Surgery: Surgical options include prostatectomy (removal of the prostate gland) for prostate cancer and surgical procedures for BPH, such as TURP or robotic-assisted surgery.

Hormone Therapy: Hormone therapy may be used to suppress the production of hormones that stimulate prostate cancer growth.

Chemotherapy: Chemotherapy may be used for advanced prostate cancer that has spread to other parts of the body.

Supportive Care: Addressing the patient's overall well-being through pain management, nutritional support, psychological counseling, and physical therapy can significantly improve quality of life.

Palliative Care: For advanced or terminal prostate cancer, palliative care focuses on symptom management, pain relief, and improving the patient's comfort and quality of life.

The treatment approach is highly individualized, and decisions are made in consultation with the patient's healthcare team. The goal is to provide effective treatment while minimizing side effects and maximizing the patient's overall health and well-being.

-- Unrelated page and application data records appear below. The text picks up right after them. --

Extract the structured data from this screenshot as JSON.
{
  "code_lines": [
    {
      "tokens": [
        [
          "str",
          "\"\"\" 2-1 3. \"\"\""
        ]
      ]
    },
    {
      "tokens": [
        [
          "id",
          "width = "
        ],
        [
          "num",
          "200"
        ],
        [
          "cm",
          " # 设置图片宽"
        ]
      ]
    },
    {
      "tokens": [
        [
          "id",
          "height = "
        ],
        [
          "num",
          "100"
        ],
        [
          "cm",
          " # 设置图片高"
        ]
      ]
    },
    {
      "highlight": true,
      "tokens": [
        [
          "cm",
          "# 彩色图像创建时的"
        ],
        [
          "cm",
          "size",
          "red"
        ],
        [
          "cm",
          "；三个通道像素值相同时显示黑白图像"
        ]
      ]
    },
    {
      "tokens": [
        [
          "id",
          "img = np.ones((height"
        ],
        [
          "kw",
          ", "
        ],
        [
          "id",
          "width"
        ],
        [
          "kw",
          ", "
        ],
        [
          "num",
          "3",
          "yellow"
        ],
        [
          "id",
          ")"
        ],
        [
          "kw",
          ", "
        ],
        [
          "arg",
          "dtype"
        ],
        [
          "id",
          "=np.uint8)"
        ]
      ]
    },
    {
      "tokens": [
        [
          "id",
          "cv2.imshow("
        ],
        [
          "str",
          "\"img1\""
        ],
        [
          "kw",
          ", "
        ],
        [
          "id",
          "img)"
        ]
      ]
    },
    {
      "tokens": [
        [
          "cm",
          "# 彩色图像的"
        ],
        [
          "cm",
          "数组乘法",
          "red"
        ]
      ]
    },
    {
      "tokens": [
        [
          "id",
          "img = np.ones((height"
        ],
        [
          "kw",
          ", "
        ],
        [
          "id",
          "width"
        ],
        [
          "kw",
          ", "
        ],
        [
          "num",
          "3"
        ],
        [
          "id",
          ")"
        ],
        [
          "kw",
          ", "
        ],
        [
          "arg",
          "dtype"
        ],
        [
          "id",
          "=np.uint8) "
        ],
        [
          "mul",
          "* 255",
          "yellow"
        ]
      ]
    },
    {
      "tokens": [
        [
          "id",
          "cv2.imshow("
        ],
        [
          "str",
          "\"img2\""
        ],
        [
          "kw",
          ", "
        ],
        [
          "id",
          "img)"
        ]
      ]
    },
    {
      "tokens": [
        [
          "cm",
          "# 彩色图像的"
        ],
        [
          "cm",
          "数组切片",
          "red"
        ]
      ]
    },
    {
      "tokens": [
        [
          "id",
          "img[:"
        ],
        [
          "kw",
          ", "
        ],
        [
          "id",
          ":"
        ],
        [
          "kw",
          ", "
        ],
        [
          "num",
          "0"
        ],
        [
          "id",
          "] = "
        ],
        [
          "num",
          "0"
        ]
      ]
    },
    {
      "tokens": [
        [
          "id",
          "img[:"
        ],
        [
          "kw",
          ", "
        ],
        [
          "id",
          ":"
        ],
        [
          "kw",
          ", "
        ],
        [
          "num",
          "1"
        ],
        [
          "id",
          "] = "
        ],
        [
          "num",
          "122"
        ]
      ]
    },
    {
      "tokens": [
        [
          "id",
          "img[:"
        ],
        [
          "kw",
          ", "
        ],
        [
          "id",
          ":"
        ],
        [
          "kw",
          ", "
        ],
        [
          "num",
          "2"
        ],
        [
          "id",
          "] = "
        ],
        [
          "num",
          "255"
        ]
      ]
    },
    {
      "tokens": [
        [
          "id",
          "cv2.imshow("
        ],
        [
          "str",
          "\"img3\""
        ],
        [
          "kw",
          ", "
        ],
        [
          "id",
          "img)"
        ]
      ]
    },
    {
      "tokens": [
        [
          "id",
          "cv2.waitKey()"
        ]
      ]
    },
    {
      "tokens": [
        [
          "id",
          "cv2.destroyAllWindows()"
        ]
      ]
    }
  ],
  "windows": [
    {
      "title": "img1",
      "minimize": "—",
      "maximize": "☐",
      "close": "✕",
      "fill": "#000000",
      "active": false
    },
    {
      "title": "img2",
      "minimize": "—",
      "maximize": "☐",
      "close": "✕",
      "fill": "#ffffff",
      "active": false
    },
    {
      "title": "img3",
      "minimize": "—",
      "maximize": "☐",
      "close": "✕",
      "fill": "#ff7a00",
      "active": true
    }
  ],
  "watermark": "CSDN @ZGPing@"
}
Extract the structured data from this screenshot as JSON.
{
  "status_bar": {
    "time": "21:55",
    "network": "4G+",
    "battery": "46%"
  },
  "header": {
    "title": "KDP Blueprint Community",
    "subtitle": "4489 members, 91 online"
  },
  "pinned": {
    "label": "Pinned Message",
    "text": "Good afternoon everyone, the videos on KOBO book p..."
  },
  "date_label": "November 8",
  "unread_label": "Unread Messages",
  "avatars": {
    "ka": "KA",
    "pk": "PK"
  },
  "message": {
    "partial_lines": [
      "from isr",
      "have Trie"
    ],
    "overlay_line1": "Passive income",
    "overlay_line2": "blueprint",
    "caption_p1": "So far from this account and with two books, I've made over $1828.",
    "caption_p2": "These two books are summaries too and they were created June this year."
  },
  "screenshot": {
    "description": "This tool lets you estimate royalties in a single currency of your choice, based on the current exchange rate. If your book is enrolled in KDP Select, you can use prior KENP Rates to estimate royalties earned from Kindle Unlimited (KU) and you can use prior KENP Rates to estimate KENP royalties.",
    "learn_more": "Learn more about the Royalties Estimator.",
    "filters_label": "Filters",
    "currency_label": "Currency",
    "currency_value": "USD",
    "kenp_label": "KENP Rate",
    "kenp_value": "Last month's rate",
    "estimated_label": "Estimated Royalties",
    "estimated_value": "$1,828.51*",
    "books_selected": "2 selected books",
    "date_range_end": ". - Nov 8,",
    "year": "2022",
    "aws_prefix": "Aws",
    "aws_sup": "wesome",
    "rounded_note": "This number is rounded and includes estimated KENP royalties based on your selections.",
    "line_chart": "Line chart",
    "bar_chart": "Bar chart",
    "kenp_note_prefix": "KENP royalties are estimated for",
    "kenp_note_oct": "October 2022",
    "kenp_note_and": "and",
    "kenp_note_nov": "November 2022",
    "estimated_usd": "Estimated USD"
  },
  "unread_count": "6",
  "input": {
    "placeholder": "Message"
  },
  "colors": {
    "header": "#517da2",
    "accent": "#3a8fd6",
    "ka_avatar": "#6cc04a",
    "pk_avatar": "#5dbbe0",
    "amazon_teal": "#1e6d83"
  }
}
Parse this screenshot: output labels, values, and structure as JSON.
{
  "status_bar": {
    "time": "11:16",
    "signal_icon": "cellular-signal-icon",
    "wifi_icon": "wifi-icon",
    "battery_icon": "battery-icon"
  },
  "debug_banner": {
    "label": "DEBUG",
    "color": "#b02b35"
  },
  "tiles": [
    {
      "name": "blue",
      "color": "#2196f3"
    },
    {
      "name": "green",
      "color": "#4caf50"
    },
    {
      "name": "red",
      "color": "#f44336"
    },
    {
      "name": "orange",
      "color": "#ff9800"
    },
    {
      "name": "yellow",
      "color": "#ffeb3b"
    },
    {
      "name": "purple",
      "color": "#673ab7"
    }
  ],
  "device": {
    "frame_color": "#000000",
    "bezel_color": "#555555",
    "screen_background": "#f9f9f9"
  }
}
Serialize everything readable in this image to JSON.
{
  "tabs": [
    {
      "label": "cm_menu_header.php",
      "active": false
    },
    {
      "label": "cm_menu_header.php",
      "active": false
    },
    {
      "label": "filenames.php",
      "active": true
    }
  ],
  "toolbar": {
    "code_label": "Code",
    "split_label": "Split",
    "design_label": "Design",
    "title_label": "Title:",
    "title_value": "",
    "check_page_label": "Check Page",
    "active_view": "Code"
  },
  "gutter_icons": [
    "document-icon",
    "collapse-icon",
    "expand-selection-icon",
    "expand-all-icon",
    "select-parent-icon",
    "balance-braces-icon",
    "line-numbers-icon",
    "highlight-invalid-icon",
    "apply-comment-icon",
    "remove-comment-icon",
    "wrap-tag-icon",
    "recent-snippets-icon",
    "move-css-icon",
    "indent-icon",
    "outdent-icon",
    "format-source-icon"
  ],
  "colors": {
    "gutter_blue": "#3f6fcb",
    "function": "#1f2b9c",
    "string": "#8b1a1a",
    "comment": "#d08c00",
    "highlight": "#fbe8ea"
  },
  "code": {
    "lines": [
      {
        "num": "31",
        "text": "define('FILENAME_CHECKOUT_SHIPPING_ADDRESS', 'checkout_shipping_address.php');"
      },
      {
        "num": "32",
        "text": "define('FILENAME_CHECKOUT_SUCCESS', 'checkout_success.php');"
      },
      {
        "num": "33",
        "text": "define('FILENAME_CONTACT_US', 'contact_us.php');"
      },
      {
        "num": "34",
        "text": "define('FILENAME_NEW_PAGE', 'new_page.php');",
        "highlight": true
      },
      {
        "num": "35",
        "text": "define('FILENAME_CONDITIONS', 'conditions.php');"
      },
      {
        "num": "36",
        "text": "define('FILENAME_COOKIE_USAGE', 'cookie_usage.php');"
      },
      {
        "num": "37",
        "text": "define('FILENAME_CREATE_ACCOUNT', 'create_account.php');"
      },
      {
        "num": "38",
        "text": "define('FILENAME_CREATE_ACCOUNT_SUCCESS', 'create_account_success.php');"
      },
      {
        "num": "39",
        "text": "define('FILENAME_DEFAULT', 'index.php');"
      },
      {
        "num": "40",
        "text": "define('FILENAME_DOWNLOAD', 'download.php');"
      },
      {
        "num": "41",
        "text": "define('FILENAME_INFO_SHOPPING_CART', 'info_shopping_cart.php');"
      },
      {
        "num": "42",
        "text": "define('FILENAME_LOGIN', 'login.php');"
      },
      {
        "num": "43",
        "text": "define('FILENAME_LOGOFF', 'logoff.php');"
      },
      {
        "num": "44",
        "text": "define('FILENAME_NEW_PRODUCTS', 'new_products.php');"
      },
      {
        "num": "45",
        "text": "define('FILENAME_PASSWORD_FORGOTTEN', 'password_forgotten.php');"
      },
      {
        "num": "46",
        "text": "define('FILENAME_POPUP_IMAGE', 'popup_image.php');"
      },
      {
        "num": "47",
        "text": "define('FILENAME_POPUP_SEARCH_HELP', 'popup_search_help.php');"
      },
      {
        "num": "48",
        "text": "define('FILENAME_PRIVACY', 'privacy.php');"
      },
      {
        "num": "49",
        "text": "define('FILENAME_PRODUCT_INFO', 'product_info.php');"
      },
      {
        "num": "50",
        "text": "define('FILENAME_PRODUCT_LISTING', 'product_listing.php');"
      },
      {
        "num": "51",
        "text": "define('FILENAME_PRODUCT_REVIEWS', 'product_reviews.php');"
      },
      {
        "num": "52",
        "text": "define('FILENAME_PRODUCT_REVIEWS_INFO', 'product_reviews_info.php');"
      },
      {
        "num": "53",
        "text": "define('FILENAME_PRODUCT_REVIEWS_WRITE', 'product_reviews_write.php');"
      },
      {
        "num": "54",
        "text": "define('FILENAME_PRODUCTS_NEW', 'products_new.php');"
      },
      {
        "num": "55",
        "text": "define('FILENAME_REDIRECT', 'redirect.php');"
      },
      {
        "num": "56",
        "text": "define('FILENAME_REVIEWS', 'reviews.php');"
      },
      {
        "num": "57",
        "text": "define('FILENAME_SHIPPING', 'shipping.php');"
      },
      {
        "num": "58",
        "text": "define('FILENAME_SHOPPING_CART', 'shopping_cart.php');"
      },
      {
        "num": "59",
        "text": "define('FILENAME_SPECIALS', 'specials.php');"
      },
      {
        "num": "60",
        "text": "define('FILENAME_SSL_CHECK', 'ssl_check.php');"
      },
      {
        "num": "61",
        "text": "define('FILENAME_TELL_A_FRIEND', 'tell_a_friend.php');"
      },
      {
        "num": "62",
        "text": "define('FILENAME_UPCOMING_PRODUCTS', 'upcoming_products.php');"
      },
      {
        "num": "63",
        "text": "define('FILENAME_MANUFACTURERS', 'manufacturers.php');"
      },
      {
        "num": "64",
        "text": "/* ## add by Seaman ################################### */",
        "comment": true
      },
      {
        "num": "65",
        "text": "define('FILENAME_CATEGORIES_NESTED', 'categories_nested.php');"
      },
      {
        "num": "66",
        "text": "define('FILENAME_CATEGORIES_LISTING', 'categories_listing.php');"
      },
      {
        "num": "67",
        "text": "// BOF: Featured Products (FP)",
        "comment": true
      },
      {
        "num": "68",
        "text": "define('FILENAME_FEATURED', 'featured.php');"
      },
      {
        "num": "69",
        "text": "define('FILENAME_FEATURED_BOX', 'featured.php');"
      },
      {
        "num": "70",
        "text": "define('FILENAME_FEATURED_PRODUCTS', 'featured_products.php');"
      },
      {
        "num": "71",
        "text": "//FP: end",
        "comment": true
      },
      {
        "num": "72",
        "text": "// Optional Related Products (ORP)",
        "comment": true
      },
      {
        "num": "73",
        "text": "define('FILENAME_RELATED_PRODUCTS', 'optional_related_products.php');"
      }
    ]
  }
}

Get in touch

Get your news letter

    Corporate Address

    3rd Floor, A-304, Bonanza, Sahar Plaza Complex,Andheri – Kurla Road, J. B. Nagar, Andheri East,Mumbai, Mumbai Suburban,Maharashtra: 400059

    Contact Us

    Copyright ©All rights reserved